The case of Derek Noonburg is a good example of the hazards facing independent developers. Noonburg is a graduate student in Electrical and Computer Engineering at Carnegie-Mellon University in Pittsburgh, PA. For fun, he created an X Window System-based application for reading PDF (a.k.a. Adobe Acrobat) files and was giving it away for free on the Internet. Unfortunately, the PDF standard includes LZW data compression, a technique for which Unisys Corp. holds a patent. In December 1995, he says, Unisys told him there was "no way" he could "legally distribute a free PDF viewer" that uses LZW. Noonburg was forced to pull his product from the Net until he could develop a workaround that doesn't use LZW.

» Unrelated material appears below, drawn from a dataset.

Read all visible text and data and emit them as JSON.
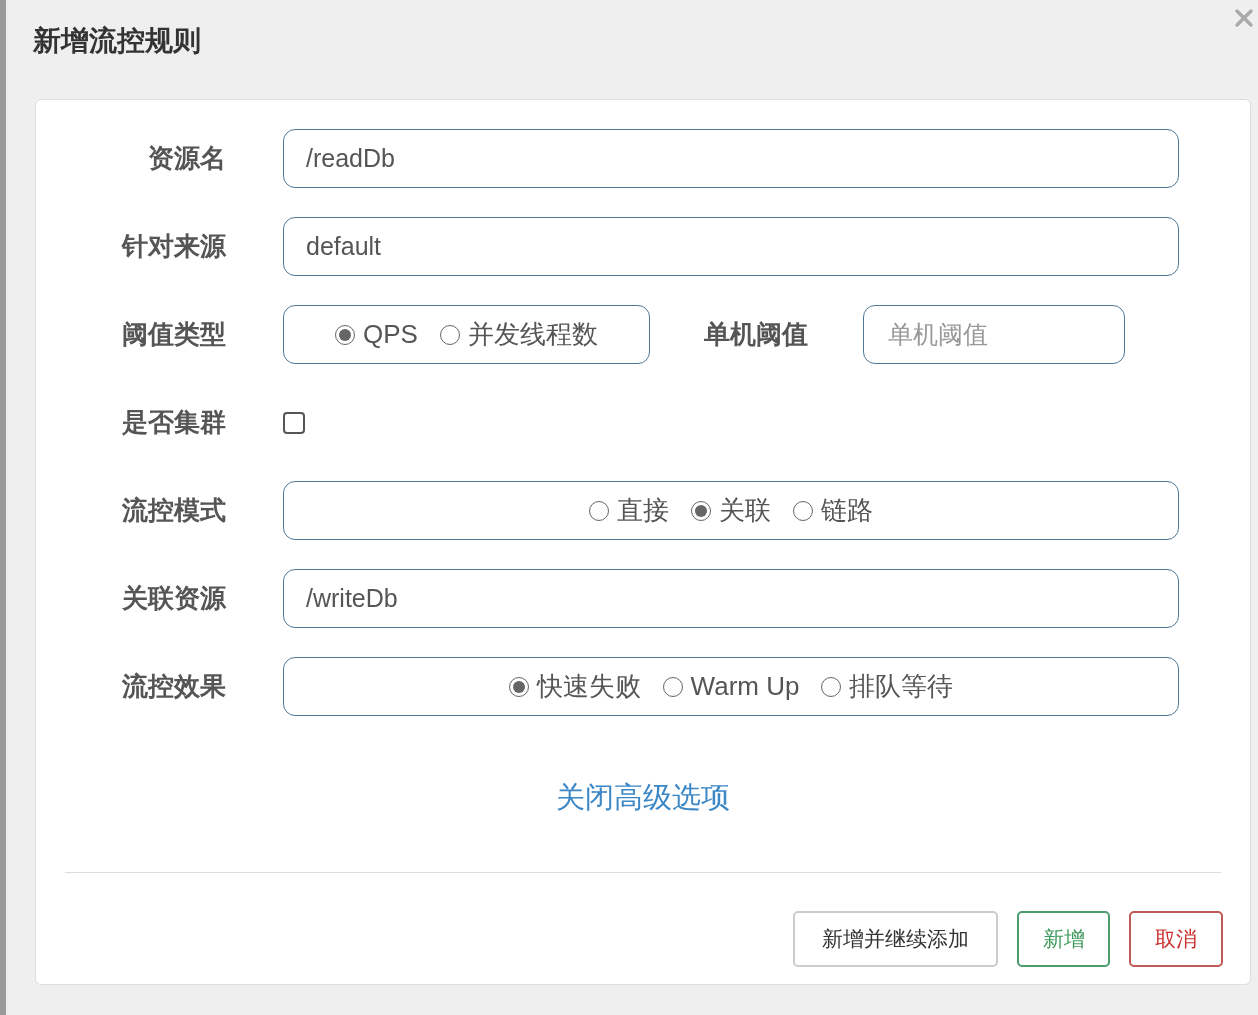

Small companies are also vulnerable; from an economic standpoint, perhaps even more so than independent freeware developers. Some unscrupulous attorneys deliberately seek out overly broad patents and then demand "one-time licensing fees" from companies offering related products. Large companies may have the relative luxury of choosing to pay off or fight it out, but smaller firms often can't afford to do either and are forced to take a severe financial blow. (For a more thorough exploration of the history and legal aspects of software patents, see High Technology and the Law)

Fighting Back

As important as it is to protect oneself against the dangers of accidental patent infringement, it's not an easy task. The first and most important thing is to raise awareness; staffers should make sure that their managers and coworkers know of the danger, and managers should push their company to develop fluency in patent concepts and follow developments in the field. Both organizations and independent developers can do their part in keeping the problem from getting worse by refraining from patenting their own products (of course, they should not hesitate to copyright them, if they wish).

In the design stages of a product, a company could conduct its own patent search to determine if any similar techniques already exist, but this is costly, time-consuming and frequently unreliable. However, if one is facing litigation or other threats from patent-holders or their agents, a "prior art" search may turn up evidence that could challenge the validity of the patent in question.

Of course, opinions about how to react vary with individuals and firms. Some might choose to praise and patronize companies that have voiced opposition to software patents, such as Adobe, Autodesk and Oracle. Conversely, they may also choose to petition or not patronize companies that patent software as a matter of policy; top software patent holders include AT&T, DEC, Hitachi, IBM, Sharp, Toshiba and Xerox.

The real problem, of course, is PTO policy, which probably will require a legislative remedy. Completely exempting software from patent coverage is one option; other proposals include shortening the span of time that software patents may apply and providing for mandatory licensing. It might seem naive to ponder the prospect of getting any such legislation through Congress, but the economy is one thing that politicians seem to react to. While a handful of large corporations may be defending software patents, a league of small and medium-size firms actively opposing them would be a substantial political force.

The primary organizational resource in the protection from and opposition to software patents is the League for Programming Freedom (LPF) in Cambridge, MA; opposing software patents is a primary reason that the LPF was founded. It acts as a focal point for lobbying, as well as a resource for individuals and firms being directly threatened by patents. One of the best ways for corporations and individuals to help out is to join LPF and propagate its materials. For further information, send e-mail to The LPF Web site is, and its FTP site can found at in the directory /pub/lpf.

Let's act now to protect our companies, our own careers and software innovation itself.

Jim Johnson is a certified personnel consultant and the principal of Options Unlimited, specializing in the placement of Unix professionals in the Washington, DC, area. He can be reached at